>>>>>

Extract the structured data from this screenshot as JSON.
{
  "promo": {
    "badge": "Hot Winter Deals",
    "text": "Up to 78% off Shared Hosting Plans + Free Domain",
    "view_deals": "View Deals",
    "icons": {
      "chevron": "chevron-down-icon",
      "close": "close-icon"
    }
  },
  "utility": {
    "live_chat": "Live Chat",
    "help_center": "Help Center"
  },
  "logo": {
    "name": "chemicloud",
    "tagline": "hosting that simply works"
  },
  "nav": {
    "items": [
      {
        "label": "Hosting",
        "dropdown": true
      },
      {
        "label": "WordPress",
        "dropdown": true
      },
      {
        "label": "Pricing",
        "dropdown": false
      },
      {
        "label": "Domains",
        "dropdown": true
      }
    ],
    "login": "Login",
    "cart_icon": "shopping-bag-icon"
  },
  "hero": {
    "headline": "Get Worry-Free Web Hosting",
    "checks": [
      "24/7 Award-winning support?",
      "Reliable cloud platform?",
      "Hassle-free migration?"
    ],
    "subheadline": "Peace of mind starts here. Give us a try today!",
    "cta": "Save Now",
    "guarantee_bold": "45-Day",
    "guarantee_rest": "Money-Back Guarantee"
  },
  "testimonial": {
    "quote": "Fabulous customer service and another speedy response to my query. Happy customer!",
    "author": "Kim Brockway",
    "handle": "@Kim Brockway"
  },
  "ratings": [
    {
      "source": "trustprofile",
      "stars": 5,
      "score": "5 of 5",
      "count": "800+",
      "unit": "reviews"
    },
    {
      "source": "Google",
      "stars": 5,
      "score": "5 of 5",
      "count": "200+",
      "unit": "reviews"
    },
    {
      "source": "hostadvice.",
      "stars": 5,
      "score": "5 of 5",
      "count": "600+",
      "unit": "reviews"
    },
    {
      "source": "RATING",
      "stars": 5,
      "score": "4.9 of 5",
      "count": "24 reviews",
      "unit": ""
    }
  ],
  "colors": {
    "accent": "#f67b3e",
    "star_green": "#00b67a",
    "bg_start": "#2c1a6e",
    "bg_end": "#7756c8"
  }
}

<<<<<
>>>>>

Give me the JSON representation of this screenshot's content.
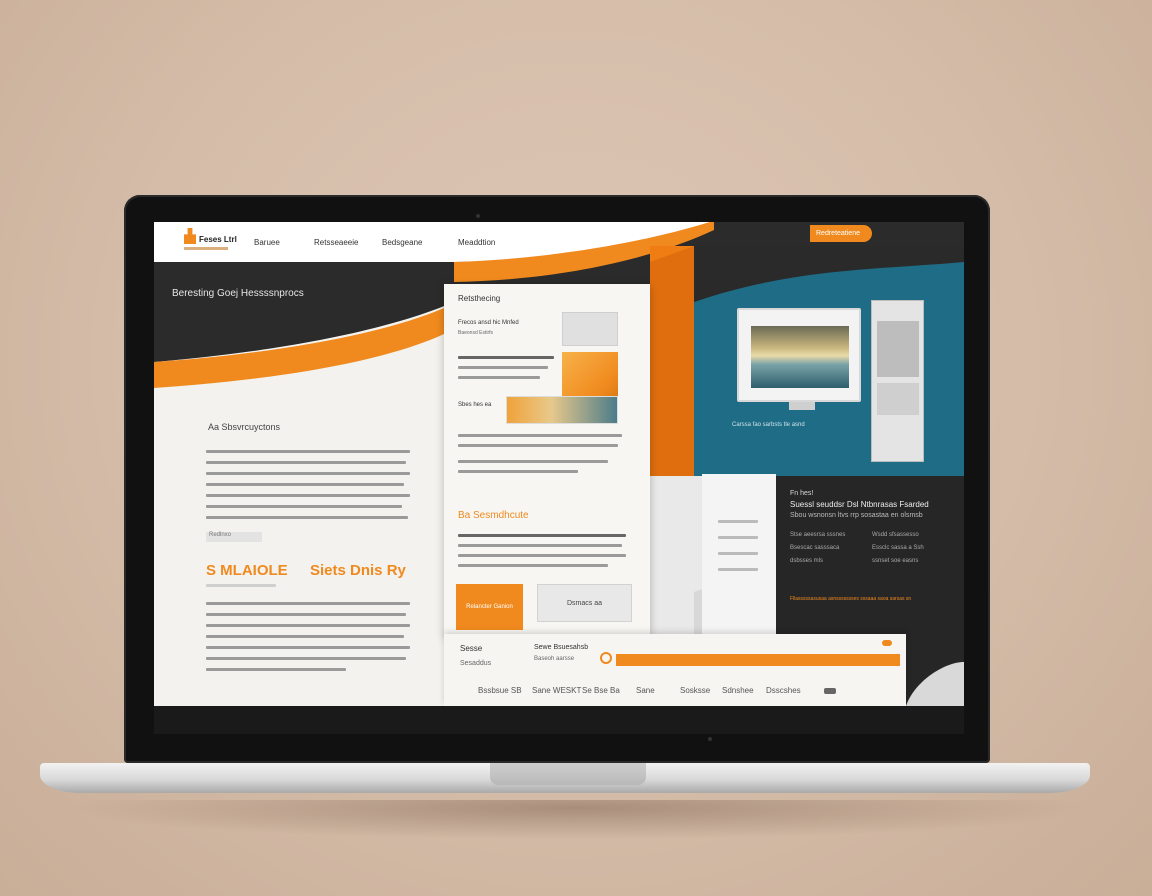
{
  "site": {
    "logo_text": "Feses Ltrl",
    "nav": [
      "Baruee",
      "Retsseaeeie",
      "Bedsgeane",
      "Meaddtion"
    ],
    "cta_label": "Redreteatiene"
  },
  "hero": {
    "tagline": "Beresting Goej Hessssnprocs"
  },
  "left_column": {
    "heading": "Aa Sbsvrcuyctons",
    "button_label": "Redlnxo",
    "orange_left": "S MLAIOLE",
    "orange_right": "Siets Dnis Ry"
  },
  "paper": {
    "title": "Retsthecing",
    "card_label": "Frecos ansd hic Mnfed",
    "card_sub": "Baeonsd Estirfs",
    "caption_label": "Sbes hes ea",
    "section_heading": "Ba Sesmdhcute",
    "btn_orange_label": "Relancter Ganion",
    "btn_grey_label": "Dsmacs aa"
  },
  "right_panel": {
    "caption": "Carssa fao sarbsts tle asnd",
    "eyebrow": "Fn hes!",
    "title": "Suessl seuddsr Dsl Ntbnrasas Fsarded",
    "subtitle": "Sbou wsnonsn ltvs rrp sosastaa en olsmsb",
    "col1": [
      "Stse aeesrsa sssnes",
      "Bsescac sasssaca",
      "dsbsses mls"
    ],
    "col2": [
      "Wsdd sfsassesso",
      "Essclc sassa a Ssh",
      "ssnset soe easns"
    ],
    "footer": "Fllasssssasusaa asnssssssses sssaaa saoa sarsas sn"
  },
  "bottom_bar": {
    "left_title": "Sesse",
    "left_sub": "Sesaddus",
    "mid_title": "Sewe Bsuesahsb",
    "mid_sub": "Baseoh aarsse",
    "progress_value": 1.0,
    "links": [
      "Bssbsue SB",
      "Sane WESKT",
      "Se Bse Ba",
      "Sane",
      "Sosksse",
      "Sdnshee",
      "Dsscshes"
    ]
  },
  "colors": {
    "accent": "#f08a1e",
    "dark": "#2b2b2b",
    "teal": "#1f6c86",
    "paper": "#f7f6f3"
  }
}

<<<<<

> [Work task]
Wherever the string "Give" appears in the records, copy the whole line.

> [Exercise output]
    "subheadline": "Peace of mind starts here. Give us a try today!",
Give me the JSON representation of this screenshot's content.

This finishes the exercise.